YOUR INSTRUCTIONS => A verbatim copy of the data is wanted, minus any picture in it.

[Dataset items]
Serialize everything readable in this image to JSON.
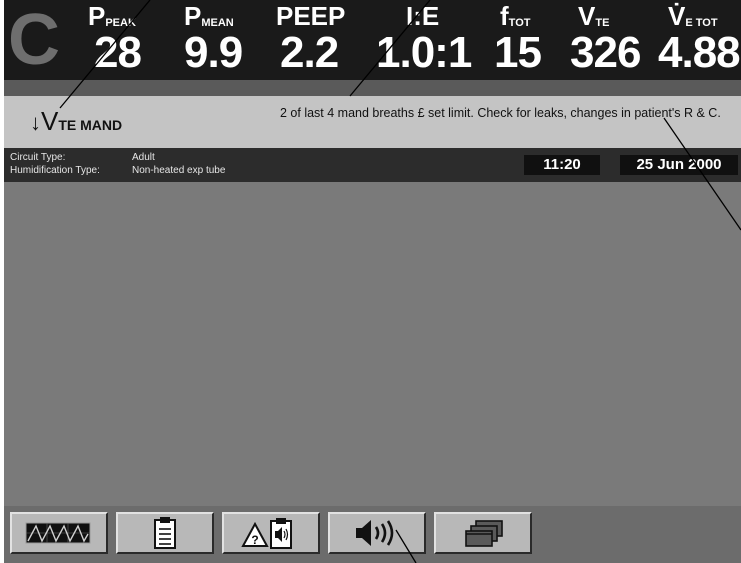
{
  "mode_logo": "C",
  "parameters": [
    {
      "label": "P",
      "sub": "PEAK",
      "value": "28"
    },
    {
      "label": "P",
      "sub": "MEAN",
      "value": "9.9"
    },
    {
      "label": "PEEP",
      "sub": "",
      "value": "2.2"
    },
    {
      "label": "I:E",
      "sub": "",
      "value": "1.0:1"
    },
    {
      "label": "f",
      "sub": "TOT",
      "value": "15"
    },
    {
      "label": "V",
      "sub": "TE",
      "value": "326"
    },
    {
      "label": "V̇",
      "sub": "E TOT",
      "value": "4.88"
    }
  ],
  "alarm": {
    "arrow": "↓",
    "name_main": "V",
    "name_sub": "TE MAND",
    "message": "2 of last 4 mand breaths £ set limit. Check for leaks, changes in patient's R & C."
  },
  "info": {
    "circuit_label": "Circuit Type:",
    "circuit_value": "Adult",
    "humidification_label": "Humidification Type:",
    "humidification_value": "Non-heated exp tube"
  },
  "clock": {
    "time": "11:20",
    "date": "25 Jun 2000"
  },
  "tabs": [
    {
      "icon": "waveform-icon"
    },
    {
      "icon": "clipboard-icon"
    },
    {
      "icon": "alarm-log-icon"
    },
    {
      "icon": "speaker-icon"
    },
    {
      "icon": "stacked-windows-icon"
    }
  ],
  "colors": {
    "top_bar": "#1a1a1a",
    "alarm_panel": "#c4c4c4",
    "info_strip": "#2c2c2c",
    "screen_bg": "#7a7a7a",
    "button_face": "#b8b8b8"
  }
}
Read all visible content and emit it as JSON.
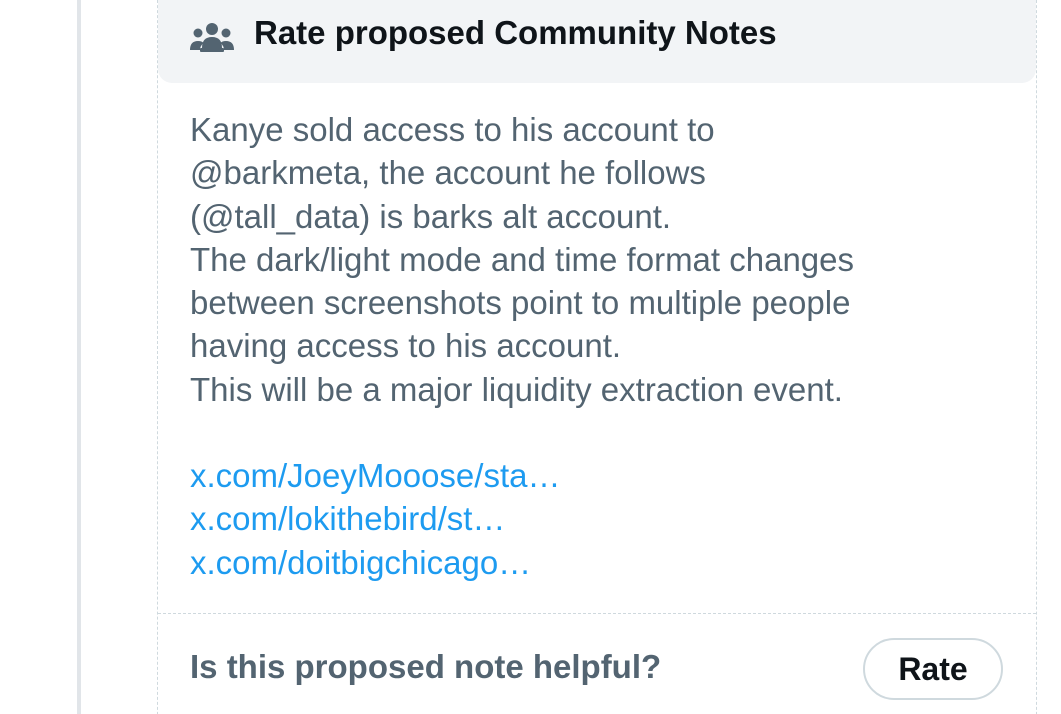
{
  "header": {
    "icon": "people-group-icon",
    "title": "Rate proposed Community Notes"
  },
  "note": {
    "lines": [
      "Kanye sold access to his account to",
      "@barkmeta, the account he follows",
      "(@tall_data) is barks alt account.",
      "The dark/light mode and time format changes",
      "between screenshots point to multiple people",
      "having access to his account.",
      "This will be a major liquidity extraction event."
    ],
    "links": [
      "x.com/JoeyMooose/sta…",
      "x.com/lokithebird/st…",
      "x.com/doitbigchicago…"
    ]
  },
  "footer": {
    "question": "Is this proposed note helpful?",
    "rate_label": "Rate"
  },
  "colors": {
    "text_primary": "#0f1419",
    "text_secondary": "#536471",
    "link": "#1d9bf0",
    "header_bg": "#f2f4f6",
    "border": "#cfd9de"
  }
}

TASK RESPONSE =>
Serialize everything readable in this image to JSON.
{
  "mode_logo": "C",
  "parameters": [
    {
      "label": "P",
      "sub": "PEAK",
      "value": "28"
    },
    {
      "label": "P",
      "sub": "MEAN",
      "value": "9.9"
    },
    {
      "label": "PEEP",
      "sub": "",
      "value": "2.2"
    },
    {
      "label": "I:E",
      "sub": "",
      "value": "1.0:1"
    },
    {
      "label": "f",
      "sub": "TOT",
      "value": "15"
    },
    {
      "label": "V",
      "sub": "TE",
      "value": "326"
    },
    {
      "label": "V̇",
      "sub": "E TOT",
      "value": "4.88"
    }
  ],
  "alarm": {
    "arrow": "↓",
    "name_main": "V",
    "name_sub": "TE MAND",
    "message": "2 of last 4 mand breaths £ set limit. Check for leaks, changes in patient's R & C."
  },
  "info": {
    "circuit_label": "Circuit Type:",
    "circuit_value": "Adult",
    "humidification_label": "Humidification Type:",
    "humidification_value": "Non-heated exp tube"
  },
  "clock": {
    "time": "11:20",
    "date": "25 Jun 2000"
  },
  "tabs": [
    {
      "icon": "waveform-icon"
    },
    {
      "icon": "clipboard-icon"
    },
    {
      "icon": "alarm-log-icon"
    },
    {
      "icon": "speaker-icon"
    },
    {
      "icon": "stacked-windows-icon"
    }
  ],
  "colors": {
    "top_bar": "#1a1a1a",
    "alarm_panel": "#c4c4c4",
    "info_strip": "#2c2c2c",
    "screen_bg": "#7a7a7a",
    "button_face": "#b8b8b8"
  }
}
Read all visible content and emit it as JSON.
{
  "header": {
    "icon": "people-group-icon",
    "title": "Rate proposed Community Notes"
  },
  "note": {
    "lines": [
      "Kanye sold access to his account to",
      "@barkmeta, the account he follows",
      "(@tall_data) is barks alt account.",
      "The dark/light mode and time format changes",
      "between screenshots point to multiple people",
      "having access to his account.",
      "This will be a major liquidity extraction event."
    ],
    "links": [
      "x.com/JoeyMooose/sta…",
      "x.com/lokithebird/st…",
      "x.com/doitbigchicago…"
    ]
  },
  "footer": {
    "question": "Is this proposed note helpful?",
    "rate_label": "Rate"
  },
  "colors": {
    "text_primary": "#0f1419",
    "text_secondary": "#536471",
    "link": "#1d9bf0",
    "header_bg": "#f2f4f6",
    "border": "#cfd9de"
  }
}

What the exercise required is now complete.